OK…Ian has now written 2 posts in a row, so I figured I had better get my act together and get something up here too. I’ve been waiting to take some shots of these awesome Save The Dates I’ve been working on…but I haven’t had the time yet! So, I thought I’d do a little post about my design background. Although I’ve been working in graphic and web design for over 10 years now (yikes!), I actually didn’t go to school for it. No, the original plan was to be a rockstar. My chosen major of Music Technology was really just a way to support this dream – I thought I could make a living recording other people’s music, but mostly it was just an excuse to record my own. After I graduated (or somewhat before), I realized that I didn’t really have a passion for it. Add in the fact that home recording equipment was just starting to become affordable for regular people and the music industry was in major flux due to file sharing and the internet, and there weren’t a lot of jobs as an engineer anyway. Soo…back to the rockstar plan.

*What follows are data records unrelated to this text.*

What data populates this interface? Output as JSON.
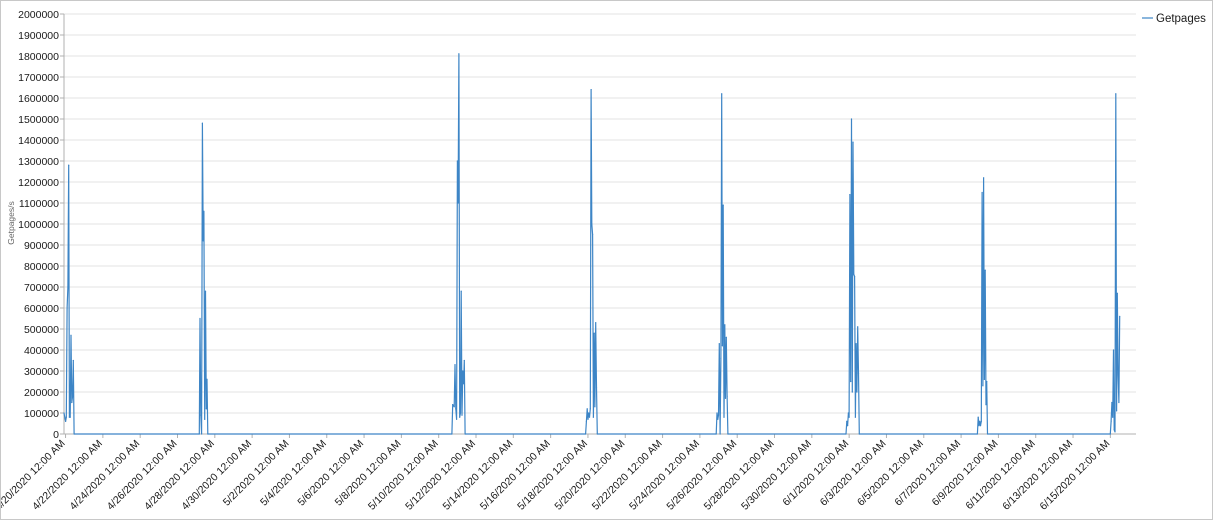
{
  "chart_data": {
    "type": "line",
    "title": "",
    "xlabel": "",
    "ylabel": "Getpages/s",
    "ylim": [
      0,
      2000000
    ],
    "grid": true,
    "legend": "top-right",
    "y_ticks": [
      0,
      100000,
      200000,
      300000,
      400000,
      500000,
      600000,
      700000,
      800000,
      900000,
      1000000,
      1100000,
      1200000,
      1300000,
      1400000,
      1500000,
      1600000,
      1700000,
      1800000,
      1900000,
      2000000
    ],
    "x_tick_labels": [
      "4/20/2020 12:00 AM",
      "4/22/2020 12:00 AM",
      "4/24/2020 12:00 AM",
      "4/26/2020 12:00 AM",
      "4/28/2020 12:00 AM",
      "4/30/2020 12:00 AM",
      "5/2/2020 12:00 AM",
      "5/4/2020 12:00 AM",
      "5/6/2020 12:00 AM",
      "5/8/2020 12:00 AM",
      "5/10/2020 12:00 AM",
      "5/12/2020 12:00 AM",
      "5/14/2020 12:00 AM",
      "5/16/2020 12:00 AM",
      "5/18/2020 12:00 AM",
      "5/20/2020 12:00 AM",
      "5/22/2020 12:00 AM",
      "5/24/2020 12:00 AM",
      "5/26/2020 12:00 AM",
      "5/28/2020 12:00 AM",
      "5/30/2020 12:00 AM",
      "6/1/2020 12:00 AM",
      "6/3/2020 12:00 AM",
      "6/5/2020 12:00 AM",
      "6/7/2020 12:00 AM",
      "6/9/2020 12:00 AM",
      "6/11/2020 12:00 AM",
      "6/13/2020 12:00 AM",
      "6/15/2020 12:00 AM"
    ],
    "x_start": "2020-04-19T22:00",
    "x_end": "2020-06-16T09:00",
    "colors": {
      "series": "#3d85c6",
      "grid": "#e3e3e3",
      "axis": "#b0b0b0"
    },
    "series": [
      {
        "name": "Getpages",
        "points": [
          [
            "2020-04-19T22:00",
            100000
          ],
          [
            "2020-04-20T00:00",
            60000
          ],
          [
            "2020-04-20T01:00",
            80000
          ],
          [
            "2020-04-20T02:00",
            600000
          ],
          [
            "2020-04-20T03:00",
            700000
          ],
          [
            "2020-04-20T04:00",
            1280000
          ],
          [
            "2020-04-20T05:00",
            80000
          ],
          [
            "2020-04-20T06:00",
            80000
          ],
          [
            "2020-04-20T07:00",
            470000
          ],
          [
            "2020-04-20T08:00",
            150000
          ],
          [
            "2020-04-20T09:00",
            180000
          ],
          [
            "2020-04-20T10:00",
            350000
          ],
          [
            "2020-04-20T11:00",
            0
          ],
          [
            "2020-04-27T04:00",
            0
          ],
          [
            "2020-04-27T05:00",
            550000
          ],
          [
            "2020-04-27T06:00",
            90000
          ],
          [
            "2020-04-27T07:00",
            0
          ],
          [
            "2020-04-27T08:00",
            1480000
          ],
          [
            "2020-04-27T09:00",
            920000
          ],
          [
            "2020-04-27T10:00",
            1060000
          ],
          [
            "2020-04-27T11:00",
            70000
          ],
          [
            "2020-04-27T12:00",
            680000
          ],
          [
            "2020-04-27T13:00",
            120000
          ],
          [
            "2020-04-27T14:00",
            260000
          ],
          [
            "2020-04-27T15:00",
            0
          ],
          [
            "2020-05-10T17:00",
            0
          ],
          [
            "2020-05-10T18:00",
            140000
          ],
          [
            "2020-05-10T20:00",
            130000
          ],
          [
            "2020-05-10T21:00",
            330000
          ],
          [
            "2020-05-10T22:00",
            120000
          ],
          [
            "2020-05-10T23:00",
            70000
          ],
          [
            "2020-05-11T00:00",
            1300000
          ],
          [
            "2020-05-11T01:00",
            1100000
          ],
          [
            "2020-05-11T02:00",
            1810000
          ],
          [
            "2020-05-11T03:00",
            80000
          ],
          [
            "2020-05-11T04:00",
            100000
          ],
          [
            "2020-05-11T05:00",
            680000
          ],
          [
            "2020-05-11T06:00",
            90000
          ],
          [
            "2020-05-11T07:00",
            300000
          ],
          [
            "2020-05-11T08:00",
            240000
          ],
          [
            "2020-05-11T09:00",
            350000
          ],
          [
            "2020-05-11T10:00",
            0
          ],
          [
            "2020-05-17T21:00",
            0
          ],
          [
            "2020-05-17T22:00",
            60000
          ],
          [
            "2020-05-17T23:00",
            120000
          ],
          [
            "2020-05-18T00:00",
            70000
          ],
          [
            "2020-05-18T01:00",
            100000
          ],
          [
            "2020-05-18T02:00",
            80000
          ],
          [
            "2020-05-18T03:00",
            120000
          ],
          [
            "2020-05-18T04:00",
            1640000
          ],
          [
            "2020-05-18T05:00",
            1000000
          ],
          [
            "2020-05-18T06:00",
            950000
          ],
          [
            "2020-05-18T07:00",
            80000
          ],
          [
            "2020-05-18T08:00",
            480000
          ],
          [
            "2020-05-18T09:00",
            130000
          ],
          [
            "2020-05-18T10:00",
            530000
          ],
          [
            "2020-05-18T11:00",
            220000
          ],
          [
            "2020-05-18T12:00",
            0
          ],
          [
            "2020-05-24T21:00",
            0
          ],
          [
            "2020-05-24T22:00",
            100000
          ],
          [
            "2020-05-24T23:00",
            70000
          ],
          [
            "2020-05-25T00:00",
            90000
          ],
          [
            "2020-05-25T01:00",
            430000
          ],
          [
            "2020-05-25T02:00",
            0
          ],
          [
            "2020-05-25T03:00",
            360000
          ],
          [
            "2020-05-25T04:00",
            1620000
          ],
          [
            "2020-05-25T05:00",
            420000
          ],
          [
            "2020-05-25T06:00",
            1090000
          ],
          [
            "2020-05-25T07:00",
            80000
          ],
          [
            "2020-05-25T08:00",
            520000
          ],
          [
            "2020-05-25T09:00",
            170000
          ],
          [
            "2020-05-25T10:00",
            460000
          ],
          [
            "2020-05-25T11:00",
            180000
          ],
          [
            "2020-05-25T12:00",
            0
          ],
          [
            "2020-05-31T20:00",
            0
          ],
          [
            "2020-05-31T21:00",
            60000
          ],
          [
            "2020-05-31T22:00",
            40000
          ],
          [
            "2020-05-31T23:00",
            100000
          ],
          [
            "2020-06-01T00:00",
            80000
          ],
          [
            "2020-06-01T01:00",
            1140000
          ],
          [
            "2020-06-01T02:00",
            250000
          ],
          [
            "2020-06-01T03:00",
            1500000
          ],
          [
            "2020-06-01T04:00",
            200000
          ],
          [
            "2020-06-01T05:00",
            1390000
          ],
          [
            "2020-06-01T06:00",
            760000
          ],
          [
            "2020-06-01T07:00",
            750000
          ],
          [
            "2020-06-01T08:00",
            80000
          ],
          [
            "2020-06-01T09:00",
            430000
          ],
          [
            "2020-06-01T10:00",
            200000
          ],
          [
            "2020-06-01T11:00",
            510000
          ],
          [
            "2020-06-01T12:00",
            290000
          ],
          [
            "2020-06-01T13:00",
            0
          ],
          [
            "2020-06-07T21:00",
            0
          ],
          [
            "2020-06-07T22:00",
            80000
          ],
          [
            "2020-06-07T23:00",
            40000
          ],
          [
            "2020-06-08T00:00",
            60000
          ],
          [
            "2020-06-08T01:00",
            40000
          ],
          [
            "2020-06-08T02:00",
            60000
          ],
          [
            "2020-06-08T03:00",
            1150000
          ],
          [
            "2020-06-08T04:00",
            230000
          ],
          [
            "2020-06-08T05:00",
            1220000
          ],
          [
            "2020-06-08T06:00",
            260000
          ],
          [
            "2020-06-08T07:00",
            780000
          ],
          [
            "2020-06-08T08:00",
            140000
          ],
          [
            "2020-06-08T09:00",
            250000
          ],
          [
            "2020-06-08T10:00",
            0
          ],
          [
            "2020-06-15T00:00",
            0
          ],
          [
            "2020-06-15T01:00",
            60000
          ],
          [
            "2020-06-15T02:00",
            150000
          ],
          [
            "2020-06-15T03:00",
            80000
          ],
          [
            "2020-06-15T04:00",
            400000
          ],
          [
            "2020-06-15T05:00",
            20000
          ],
          [
            "2020-06-15T06:00",
            10000
          ],
          [
            "2020-06-15T07:00",
            1620000
          ],
          [
            "2020-06-15T08:00",
            110000
          ],
          [
            "2020-06-15T09:00",
            670000
          ],
          [
            "2020-06-15T10:00",
            280000
          ],
          [
            "2020-06-15T11:00",
            150000
          ],
          [
            "2020-06-15T12:00",
            560000
          ]
        ]
      }
    ]
  }
}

Ian and I were in a band together for about 5 years when we lived in New York. Since I was always the visually creative sort (amongst other ventures, my family did insane Halloween displays every year when I was growing up), I started producing the flyers for our shows and figured out how to build websites. At the time it was all in the name of promotion for my future life as a rockstar – I didn’t know it would end up being my career. Although early incarnations of our website were cringe-worthy and posters full of font mishaps (yes, that is Jokerman AND Chiller):
I started working at an independent record label in Manhattan creating album artwork, newspaper and magazine advertisements, and other promotional flyers. The job was a nightmare for many reasons, but it did get me started earning money for designing. Although it eventually became clear that our band wasn’t going to “make it,” the flyer below was actually what caught the attention of the owner of a packaging company in Chicago and landed me the position of Creative Director when we moved here 7 years ago.
So even though my dreams of rockstardom didn’t pan out, all that time I spent futzing around with Photoshop and Dreamweaver certainly gave me some marketable skills. I like to think that because I’m completely self taught, my designs definitely have their own personality. When I started learning how to letterpress print about 4 years ago, I brought some of that Halloween display / band poster / slightly offbeat look to the press. While I certainly can do more traditional and conservative wedding invitations, it’s not what I like best. I spent many years fretting about the fact that I didn’t have a degree in design or printmaking, and even took some online courses to make myself feel more “up to snuff.” What I found was that I already knew most of the stuff they were teaching, and I’ve actually grown to appreciate that I have a different approach. I think that more than anything, people seek me out because I really love what I do, and I bring a non-cookie cutter aesthetic to every project I work on. So when Monica came to me for her wedding invitations and said she was interested in a Hatch Show Print style movie poster theme, I was ecstatic. Projects like these really are the culmination of all my experience.